Take care when you tamper with the regulation of the sex industry. Unintended consequences lie everywhere, writes Tom Wood.
If you live long enough you see most things come full circle, well-established policies are swept away by ‘modern thinking’ only to be recycled a few years later, hailed as new, dynamic and cutting edge. So it is with weary deja vu that I note that the wheel is turning again on our relationship with the sex industry and all its tentacles.
Like Glasgow, Edinburgh council is considering banning lap-dancing clubs with the usual references to the city’s “liberal attitudes to the sex industry” and the old trope that “historically Edinburgh has turned a blind eye to sex work”.
As one of the people credited and criticised – almost in equal measure – for Edinburgh’s policy on the sex industry, I feel it’s time some facts were straightened.
First, the police approach to the sex industry in 1990s Edinburgh was not liberal, it was pragmatic and there was no blind-eye turned, just the opposite, the policy was driven by the hard-headed need for intelligence and early intervention in the face of a serious public health threat.
We learned a lot about the sex industry in the 1980s, especially in the wake of the still-unsolved murder of Leith Street girl Sheila Anderson. To our horror, we discovered we had lost control, were out of touch, blind to much of what was happening on our streets and under our noses. As the decade wore on, with many more young drug-using girls on the streets and the real threat of an epidemic of blood-borne viruses like HIV/Aids and hepatitus.
The threat became acute, growing from a purely crime issue to one of affecting the health of everyone.
There was a real sense of emergency back then and it galvanised joint action by the health service, council and police in a way I had never seen, before or since.

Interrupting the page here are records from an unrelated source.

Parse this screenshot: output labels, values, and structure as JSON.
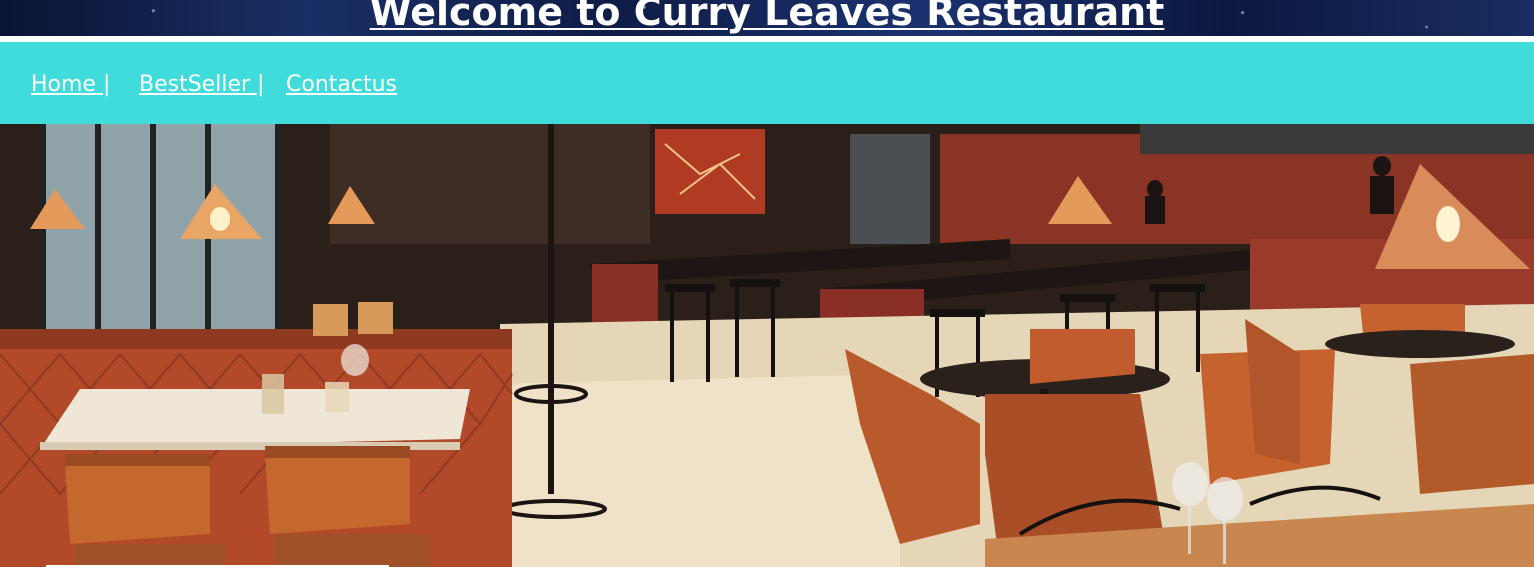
{
  "header": {
    "title": "Welcome to Curry Leaves Restaurant"
  },
  "nav": {
    "items": [
      {
        "label": "Home ",
        "separator": "|"
      },
      {
        "label": "BestSeller ",
        "separator": "|"
      },
      {
        "label": "Contactus",
        "separator": ""
      }
    ]
  },
  "hero": {
    "image": "restaurant-interior-photo"
  },
  "colors": {
    "nav_background": "#40dcdc",
    "header_background": "#0e1d45",
    "text": "#ffffff"
  }
}
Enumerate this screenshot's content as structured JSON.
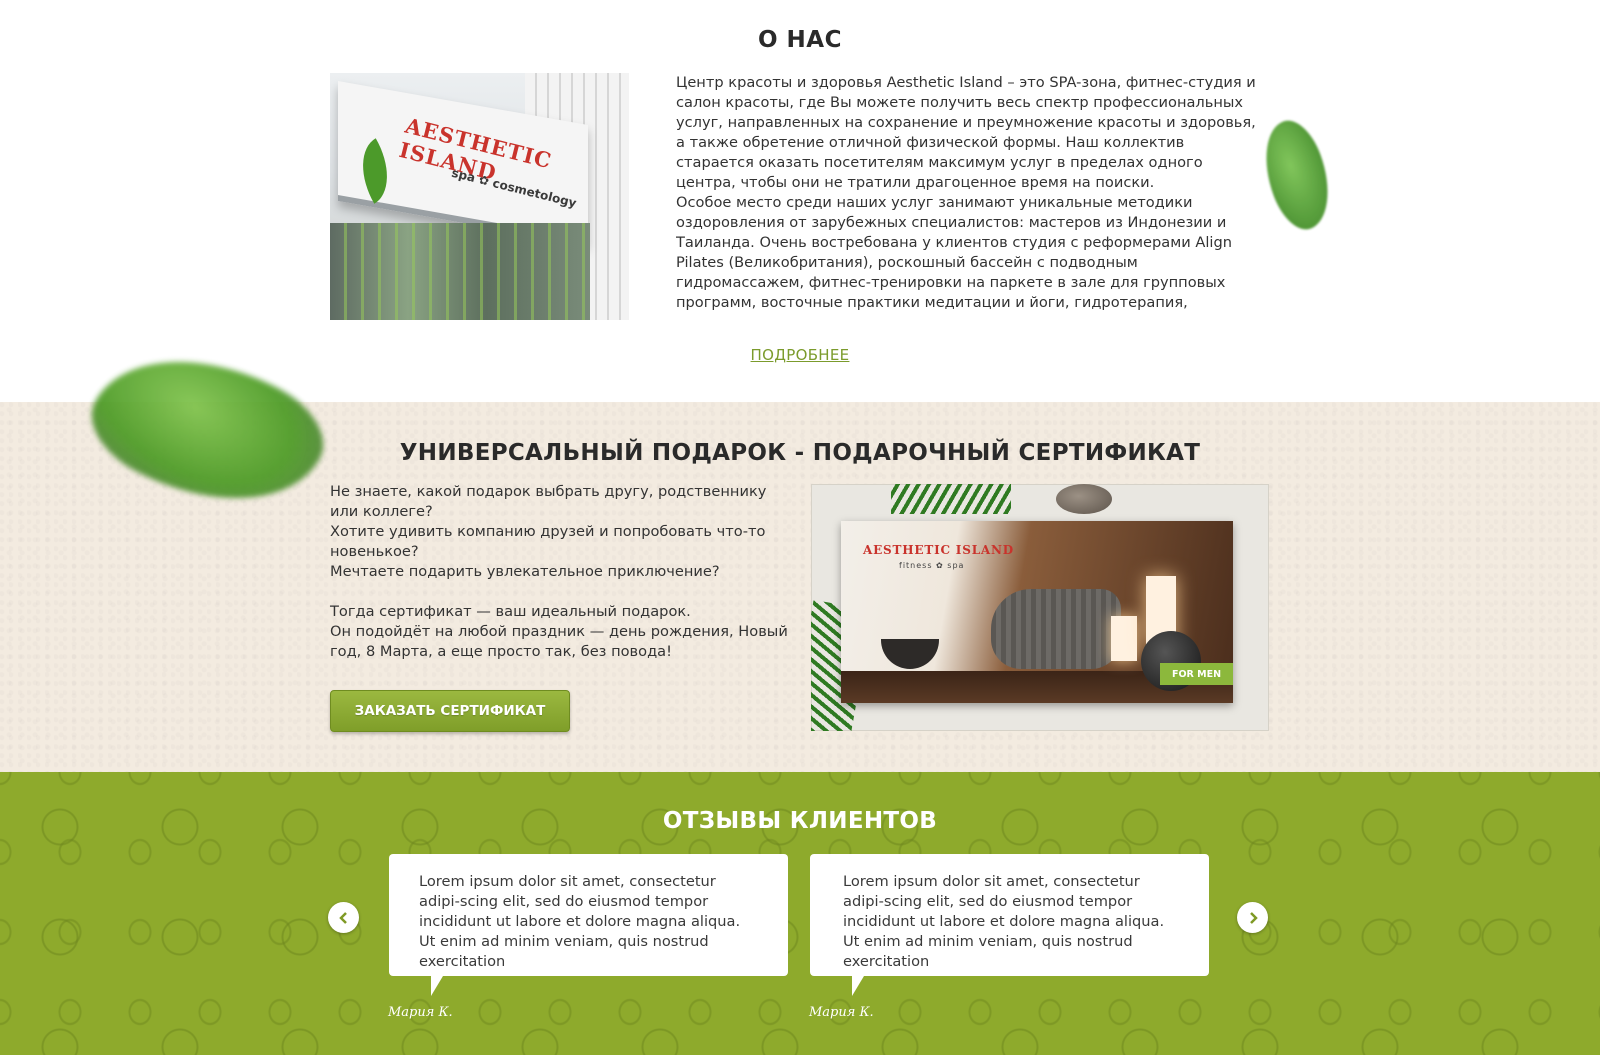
{
  "about": {
    "title": "О НАС",
    "text_p1": "Центр красоты и здоровья Aesthetic Island – это SPA-зона, фитнес-студия и салон красоты, где Вы можете получить весь спектр профессиональных услуг, направленных на сохранение и преумножение красоты и здоровья, а также обретение отличной физической формы. Наш коллектив старается оказать посетителям максимум услуг в пределах одного центра, чтобы они не тратили драгоценное время на поиски.",
    "text_p2": "Особое место среди наших услуг занимают уникальные методики оздоровления от зарубежных специалистов: мастеров из Индонезии и Таиланда. Очень востребована у клиентов студия с реформерами Align Pilates (Великобритания), роскошный бассейн с подводным гидромассажем, фитнес-тренировки на паркете в зале для групповых программ, восточные практики медитации и йоги, гидротерапия, комплексные SPA-программы,",
    "more_link": "ПОДРОБНЕЕ",
    "photo": {
      "sign": "AESTHETIC ISLAND",
      "sign_sub": "spa ✿ cosmetology"
    }
  },
  "gift": {
    "title": "УНИВЕРСАЛЬНЫЙ ПОДАРОК - ПОДАРОЧНЫЙ СЕРТИФИКАТ",
    "line1": "Не знаете, какой подарок выбрать другу, родственнику или коллеге?",
    "line2": "Хотите удивить компанию друзей и попробовать что-то новенькое?",
    "line3": "Мечтаете подарить увлекательное приключение?",
    "line4": "Тогда сертификат — ваш идеальный подарок.",
    "line5": "Он подойдёт на любой праздник — день рождения, Новый год, 8 Марта, а еще просто так, без повода!",
    "button": "ЗАКАЗАТЬ СЕРТИФИКАТ",
    "certificate": {
      "brand": "AESTHETIC ISLAND",
      "brand_sub": "fitness ✿ spa",
      "tag": "FOR MEN"
    }
  },
  "reviews": {
    "title": "ОТЗЫВЫ КЛИЕНТОВ",
    "prev_icon": "chevron-left-icon",
    "next_icon": "chevron-right-icon",
    "items": [
      {
        "text": "Lorem ipsum dolor sit amet, consectetur adipi-scing elit, sed do eiusmod tempor incididunt ut labore et dolore magna aliqua. Ut enim ad minim veniam, quis nostrud exercitation",
        "author": "Мария К."
      },
      {
        "text": "Lorem ipsum dolor sit amet, consectetur adipi-scing elit, sed do eiusmod tempor incididunt ut labore et dolore magna aliqua. Ut enim ad minim veniam, quis nostrud exercitation",
        "author": "Мария К."
      }
    ]
  },
  "colors": {
    "accent_green": "#8eaa2c",
    "link_green": "#7b9b2c",
    "beige": "#f3ebe0"
  }
}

Brave, sometimes controversial steps were taken, the establishment of a zone of discretionary prosecution – the so-called red-light zone, the support of prostitute help groups, needle exchanges, free condoms and, later, the licensing of saunas – all were put in place in short order.
It worked, the feared epidemic of blood-borne virus’s failed to materialise and the police regained their grip on the street-sex industry, avoiding at least some of the violent crime seen elsewhere.
It’s always difficult to claim success for something that didn’t happen, something that was prevented, but even so I have always felt that the health, civic and voluntary sector leaders of that generation, before my own, got scant recognition for bold interventions that reduced risk and harm.
And that is the crucial point, the sex industry will always exist and though you may reduce risk you will never remove it altogether. Licensing venues on the periphery of the industry give access and an element of control; drive it underground at your peril.
So a word of caution to this latest group of reformers. The policies of the past were not formed in a haphazard manner by fools, the sex industry is interconnected, tamper with one element and it will impact on others.
Perhaps it is time for reform and change in our regulation of the sex industry – the online world has changed much – but it would be wise to tread carefully and do your homework first.
Otherwise, you could end up doing more harm than good.
Tom Wood is a writer and former Deputy Chief Constable